Drop every picture, then repeat the records exactly.

.....

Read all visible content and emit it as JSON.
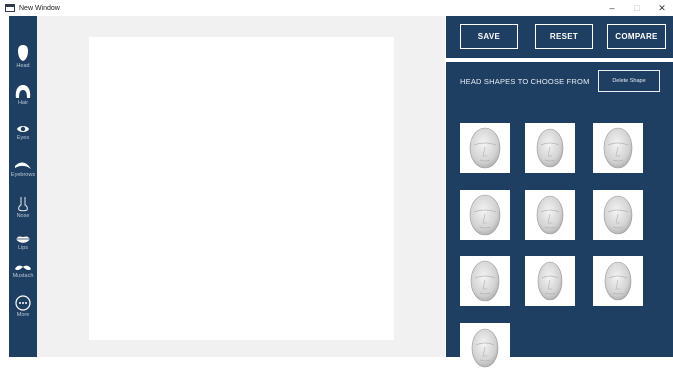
{
  "window": {
    "title": "New Window",
    "controls": {
      "minimize": "–",
      "maximize": "□",
      "close": "✕"
    }
  },
  "toolbar": {
    "items": [
      {
        "label": "Head",
        "icon": "head-icon"
      },
      {
        "label": "Hair",
        "icon": "hair-icon"
      },
      {
        "label": "Eyes",
        "icon": "eye-icon"
      },
      {
        "label": "Eyebrows",
        "icon": "eyebrow-icon"
      },
      {
        "label": "Nose",
        "icon": "nose-icon"
      },
      {
        "label": "Lips",
        "icon": "lips-icon"
      },
      {
        "label": "Mustach",
        "icon": "mustache-icon"
      },
      {
        "label": "More",
        "icon": "more-icon"
      }
    ]
  },
  "actions": {
    "save": "SAVE",
    "reset": "RESET",
    "compare": "COMPARE"
  },
  "shapes_panel": {
    "title": "HEAD SHAPES TO CHOOSE FROM",
    "delete_label": "Delete Shape",
    "thumbnail_count": 10
  },
  "colors": {
    "panel": "#1e3f61",
    "workspace": "#f1f1f1",
    "canvas": "#ffffff"
  }
}
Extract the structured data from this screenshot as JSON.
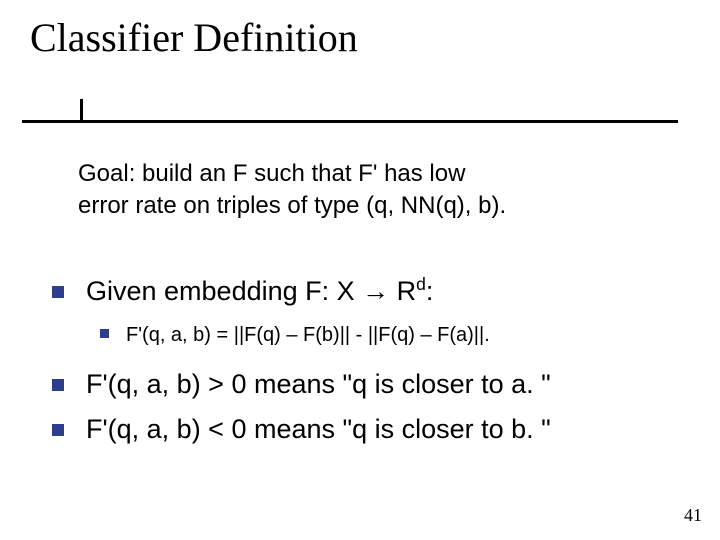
{
  "title": "Classifier Definition",
  "goal_line1": "Goal: build an F such that F' has low",
  "goal_line2": "error rate on triples of type (q, NN(q), b).",
  "bullet_given_prefix": "Given embedding F: X ",
  "bullet_given_suffix_base": " R",
  "bullet_given_sup": "d",
  "bullet_given_end": ":",
  "sub_formula": "F'(q, a, b) = ||F(q) – F(b)|| - ||F(q) – F(a)||.",
  "bullet_pos": "F'(q, a, b) > 0 means \"q is closer to a. \"",
  "bullet_neg": "F'(q, a, b) < 0 means \"q is closer to b. \"",
  "page_number": "41",
  "icons": {
    "arrow_right": "→"
  }
}
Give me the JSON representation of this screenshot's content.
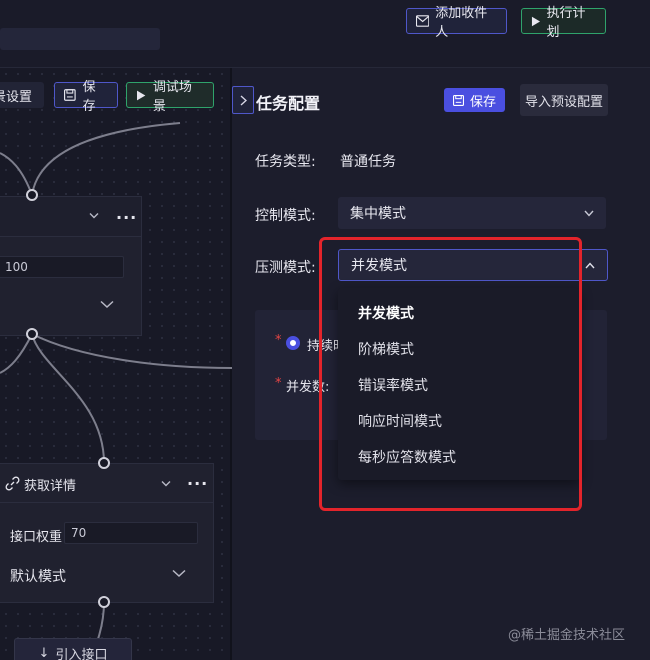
{
  "topbar": {
    "add_recipient": "添加收件人",
    "run_plan": "执行计划"
  },
  "canvas": {
    "scene_settings": "场景设置",
    "save": "保存",
    "debug_scene": "调试场景",
    "node1": {
      "field_value": "100"
    },
    "node2": {
      "title": "获取详情",
      "weight_label": "接口权重",
      "weight_value": "70",
      "mode_value": "默认模式"
    },
    "import_api": "引入接口"
  },
  "panel": {
    "title": "任务配置",
    "save": "保存",
    "import_preset": "导入预设配置",
    "task_type_label": "任务类型:",
    "task_type_value": "普通任务",
    "control_mode_label": "控制模式:",
    "control_mode_value": "集中模式",
    "press_mode_label": "压测模式:",
    "press_mode_value": "并发模式",
    "duration_label": "持续时",
    "concurrency_label": "并发数:",
    "press_mode_options": [
      "并发模式",
      "阶梯模式",
      "错误率模式",
      "响应时间模式",
      "每秒应答数模式"
    ]
  },
  "watermark": "@稀土掘金技术社区",
  "colors": {
    "accent": "#4a4fe0",
    "success": "#2fa36b",
    "highlight": "#e3242b",
    "background": "#1b1c2b"
  }
}
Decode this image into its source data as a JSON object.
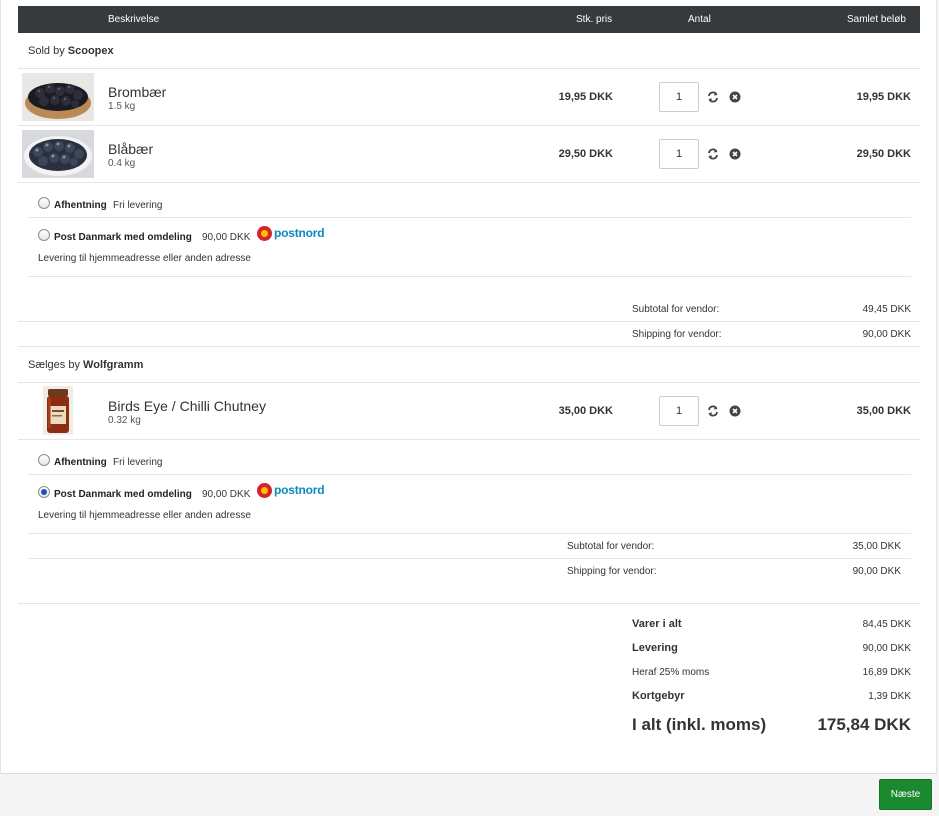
{
  "header": {
    "description": "Beskrivelse",
    "unit_price": "Stk. pris",
    "quantity": "Antal",
    "total": "Samlet beløb"
  },
  "vendors": [
    {
      "label_prefix": "Sold by",
      "name": "Scoopex",
      "products": [
        {
          "name": "Brombær",
          "weight": "1.5 kg",
          "unit_price": "19,95 DKK",
          "qty": "1",
          "total": "19,95 DKK",
          "image": "blackberries"
        },
        {
          "name": "Blåbær",
          "weight": "0.4 kg",
          "unit_price": "29,50 DKK",
          "qty": "1",
          "total": "29,50 DKK",
          "image": "blueberries"
        }
      ],
      "shipping": [
        {
          "label": "Afhentning",
          "value": "Fri levering",
          "selected": false
        },
        {
          "label": "Post Danmark med omdeling",
          "value": "90,00 DKK",
          "logo_text": "postnord",
          "note": "Levering til hjemmeadresse eller anden adresse",
          "selected": false
        }
      ],
      "subtotal_label": "Subtotal for vendor:",
      "subtotal_value": "49,45 DKK",
      "shipping_label": "Shipping for vendor:",
      "shipping_value": "90,00 DKK"
    },
    {
      "label_prefix": "Sælges by",
      "name": "Wolfgramm",
      "products": [
        {
          "name": "Birds Eye / Chilli Chutney",
          "weight": "0.32 kg",
          "unit_price": "35,00 DKK",
          "qty": "1",
          "total": "35,00 DKK",
          "image": "chutney-jar"
        }
      ],
      "shipping": [
        {
          "label": "Afhentning",
          "value": "Fri levering",
          "selected": false
        },
        {
          "label": "Post Danmark med omdeling",
          "value": "90,00 DKK",
          "logo_text": "postnord",
          "note": "Levering til hjemmeadresse eller anden adresse",
          "selected": true
        }
      ],
      "subtotal_label": "Subtotal for vendor:",
      "subtotal_value": "35,00 DKK",
      "shipping_label": "Shipping for vendor:",
      "shipping_value": "90,00 DKK"
    }
  ],
  "totals": {
    "items_label": "Varer i alt",
    "items_value": "84,45 DKK",
    "delivery_label": "Levering",
    "delivery_value": "90,00 DKK",
    "vat_label": "Heraf 25% moms",
    "vat_value": "16,89 DKK",
    "card_fee_label": "Kortgebyr",
    "card_fee_value": "1,39 DKK",
    "grand_label": "I alt (inkl. moms)",
    "grand_value": "175,84 DKK"
  },
  "next_button": "Næste",
  "icons": {
    "refresh": "refresh-icon",
    "remove": "remove-icon"
  },
  "colors": {
    "header_bg": "#373a3c",
    "next_button": "#1b8a2f",
    "postnord_blue": "#0a8bb8"
  }
}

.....

▶ Solved problem
Read all visible content and emit it as JSON.
{
  "window": {
    "title": "New Window",
    "controls": {
      "minimize": "–",
      "maximize": "□",
      "close": "✕"
    }
  },
  "toolbar": {
    "items": [
      {
        "label": "Head",
        "icon": "head-icon"
      },
      {
        "label": "Hair",
        "icon": "hair-icon"
      },
      {
        "label": "Eyes",
        "icon": "eye-icon"
      },
      {
        "label": "Eyebrows",
        "icon": "eyebrow-icon"
      },
      {
        "label": "Nose",
        "icon": "nose-icon"
      },
      {
        "label": "Lips",
        "icon": "lips-icon"
      },
      {
        "label": "Mustach",
        "icon": "mustache-icon"
      },
      {
        "label": "More",
        "icon": "more-icon"
      }
    ]
  },
  "actions": {
    "save": "SAVE",
    "reset": "RESET",
    "compare": "COMPARE"
  },
  "shapes_panel": {
    "title": "HEAD SHAPES TO CHOOSE FROM",
    "delete_label": "Delete Shape",
    "thumbnail_count": 10
  },
  "colors": {
    "panel": "#1e3f61",
    "workspace": "#f1f1f1",
    "canvas": "#ffffff"
  }
}
Extract the structured data from this screenshot as JSON.
{
  "title": "Classifier Definition",
  "goal_line1": "Goal: build an F such that F' has low",
  "goal_line2": "error rate on triples of type (q, NN(q), b).",
  "bullet_given_prefix": "Given embedding F: X ",
  "bullet_given_suffix_base": " R",
  "bullet_given_sup": "d",
  "bullet_given_end": ":",
  "sub_formula": "F'(q, a, b) = ||F(q) – F(b)|| - ||F(q) – F(a)||.",
  "bullet_pos": "F'(q, a, b) > 0 means \"q is closer to a. \"",
  "bullet_neg": "F'(q, a, b) < 0 means \"q is closer to b. \"",
  "page_number": "41",
  "icons": {
    "arrow_right": "→"
  }
}
Give me the JSON representation of this screenshot's content.
{
  "topbar": {
    "add_recipient": "添加收件人",
    "run_plan": "执行计划"
  },
  "canvas": {
    "scene_settings": "场景设置",
    "save": "保存",
    "debug_scene": "调试场景",
    "node1": {
      "field_value": "100"
    },
    "node2": {
      "title": "获取详情",
      "weight_label": "接口权重",
      "weight_value": "70",
      "mode_value": "默认模式"
    },
    "import_api": "引入接口"
  },
  "panel": {
    "title": "任务配置",
    "save": "保存",
    "import_preset": "导入预设配置",
    "task_type_label": "任务类型:",
    "task_type_value": "普通任务",
    "control_mode_label": "控制模式:",
    "control_mode_value": "集中模式",
    "press_mode_label": "压测模式:",
    "press_mode_value": "并发模式",
    "duration_label": "持续时",
    "concurrency_label": "并发数:",
    "press_mode_options": [
      "并发模式",
      "阶梯模式",
      "错误率模式",
      "响应时间模式",
      "每秒应答数模式"
    ]
  },
  "watermark": "@稀土掘金技术社区",
  "colors": {
    "accent": "#4a4fe0",
    "success": "#2fa36b",
    "highlight": "#e3242b",
    "background": "#1b1c2b"
  }
}
Decode this image into its source data as a JSON object.
{
  "header": {
    "description": "Beskrivelse",
    "unit_price": "Stk. pris",
    "quantity": "Antal",
    "total": "Samlet beløb"
  },
  "vendors": [
    {
      "label_prefix": "Sold by",
      "name": "Scoopex",
      "products": [
        {
          "name": "Brombær",
          "weight": "1.5 kg",
          "unit_price": "19,95 DKK",
          "qty": "1",
          "total": "19,95 DKK",
          "image": "blackberries"
        },
        {
          "name": "Blåbær",
          "weight": "0.4 kg",
          "unit_price": "29,50 DKK",
          "qty": "1",
          "total": "29,50 DKK",
          "image": "blueberries"
        }
      ],
      "shipping": [
        {
          "label": "Afhentning",
          "value": "Fri levering",
          "selected": false
        },
        {
          "label": "Post Danmark med omdeling",
          "value": "90,00 DKK",
          "logo_text": "postnord",
          "note": "Levering til hjemmeadresse eller anden adresse",
          "selected": false
        }
      ],
      "subtotal_label": "Subtotal for vendor:",
      "subtotal_value": "49,45 DKK",
      "shipping_label": "Shipping for vendor:",
      "shipping_value": "90,00 DKK"
    },
    {
      "label_prefix": "Sælges by",
      "name": "Wolfgramm",
      "products": [
        {
          "name": "Birds Eye / Chilli Chutney",
          "weight": "0.32 kg",
          "unit_price": "35,00 DKK",
          "qty": "1",
          "total": "35,00 DKK",
          "image": "chutney-jar"
        }
      ],
      "shipping": [
        {
          "label": "Afhentning",
          "value": "Fri levering",
          "selected": false
        },
        {
          "label": "Post Danmark med omdeling",
          "value": "90,00 DKK",
          "logo_text": "postnord",
          "note": "Levering til hjemmeadresse eller anden adresse",
          "selected": true
        }
      ],
      "subtotal_label": "Subtotal for vendor:",
      "subtotal_value": "35,00 DKK",
      "shipping_label": "Shipping for vendor:",
      "shipping_value": "90,00 DKK"
    }
  ],
  "totals": {
    "items_label": "Varer i alt",
    "items_value": "84,45 DKK",
    "delivery_label": "Levering",
    "delivery_value": "90,00 DKK",
    "vat_label": "Heraf 25% moms",
    "vat_value": "16,89 DKK",
    "card_fee_label": "Kortgebyr",
    "card_fee_value": "1,39 DKK",
    "grand_label": "I alt (inkl. moms)",
    "grand_value": "175,84 DKK"
  },
  "next_button": "Næste",
  "icons": {
    "refresh": "refresh-icon",
    "remove": "remove-icon"
  },
  "colors": {
    "header_bg": "#373a3c",
    "next_button": "#1b8a2f",
    "postnord_blue": "#0a8bb8"
  }
}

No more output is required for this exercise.